◆ **WORK REQUEST**:
Take every line from the entries below that includes the word "group" and copy it.

***** PROVIDED DATA *****

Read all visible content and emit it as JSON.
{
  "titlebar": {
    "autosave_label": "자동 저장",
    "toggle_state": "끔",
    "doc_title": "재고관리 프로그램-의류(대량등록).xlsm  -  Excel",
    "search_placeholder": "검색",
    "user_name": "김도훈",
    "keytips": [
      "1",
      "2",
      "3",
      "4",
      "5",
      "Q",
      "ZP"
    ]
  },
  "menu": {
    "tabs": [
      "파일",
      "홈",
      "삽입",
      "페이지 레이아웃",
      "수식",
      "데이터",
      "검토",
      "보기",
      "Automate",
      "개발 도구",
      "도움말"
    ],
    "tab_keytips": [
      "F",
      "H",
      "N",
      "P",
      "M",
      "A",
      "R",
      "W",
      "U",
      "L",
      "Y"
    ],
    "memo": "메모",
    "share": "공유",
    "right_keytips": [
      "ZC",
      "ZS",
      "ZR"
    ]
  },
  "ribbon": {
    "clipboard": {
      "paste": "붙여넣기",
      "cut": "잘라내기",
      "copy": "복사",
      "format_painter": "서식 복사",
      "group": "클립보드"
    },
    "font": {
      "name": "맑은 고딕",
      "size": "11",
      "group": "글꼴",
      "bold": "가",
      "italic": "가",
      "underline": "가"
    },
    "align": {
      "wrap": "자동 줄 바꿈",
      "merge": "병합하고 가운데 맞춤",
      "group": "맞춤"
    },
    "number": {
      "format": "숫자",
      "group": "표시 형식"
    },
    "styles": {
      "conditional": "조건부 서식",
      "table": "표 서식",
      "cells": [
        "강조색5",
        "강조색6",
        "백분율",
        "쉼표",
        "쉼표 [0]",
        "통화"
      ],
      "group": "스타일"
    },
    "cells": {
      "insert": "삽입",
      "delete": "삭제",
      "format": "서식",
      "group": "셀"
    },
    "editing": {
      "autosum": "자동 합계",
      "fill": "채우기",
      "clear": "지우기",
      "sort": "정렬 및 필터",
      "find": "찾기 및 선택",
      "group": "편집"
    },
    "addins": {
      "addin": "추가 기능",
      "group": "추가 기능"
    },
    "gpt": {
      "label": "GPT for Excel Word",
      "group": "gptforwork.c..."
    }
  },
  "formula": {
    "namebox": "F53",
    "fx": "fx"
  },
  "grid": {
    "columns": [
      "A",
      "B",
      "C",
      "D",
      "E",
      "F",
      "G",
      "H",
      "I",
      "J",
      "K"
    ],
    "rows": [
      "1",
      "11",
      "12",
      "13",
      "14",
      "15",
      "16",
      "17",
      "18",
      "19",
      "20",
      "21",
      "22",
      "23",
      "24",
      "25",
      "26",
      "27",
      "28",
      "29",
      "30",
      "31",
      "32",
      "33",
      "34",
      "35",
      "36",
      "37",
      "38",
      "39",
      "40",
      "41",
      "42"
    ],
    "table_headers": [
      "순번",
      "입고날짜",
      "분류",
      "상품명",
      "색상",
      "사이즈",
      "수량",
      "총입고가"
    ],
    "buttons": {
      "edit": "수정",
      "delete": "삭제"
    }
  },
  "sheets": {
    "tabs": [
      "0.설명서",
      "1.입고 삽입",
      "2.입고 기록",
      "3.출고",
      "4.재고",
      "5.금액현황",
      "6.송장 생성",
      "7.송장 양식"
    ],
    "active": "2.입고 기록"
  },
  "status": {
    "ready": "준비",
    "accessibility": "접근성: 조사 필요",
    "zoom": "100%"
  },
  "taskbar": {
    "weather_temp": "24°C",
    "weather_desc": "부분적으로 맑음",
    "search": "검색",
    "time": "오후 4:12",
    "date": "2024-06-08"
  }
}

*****

◆ **OUTPUT OF THE TASK**:
      "group": "클립보드"
      "group": "글꼴",
      "group": "맞춤"
      "group": "표시 형식"
      "group": "스타일"
      "group": "셀"
      "group": "편집"
      "group": "추가 기능"
      "group": "gptforwork.c..."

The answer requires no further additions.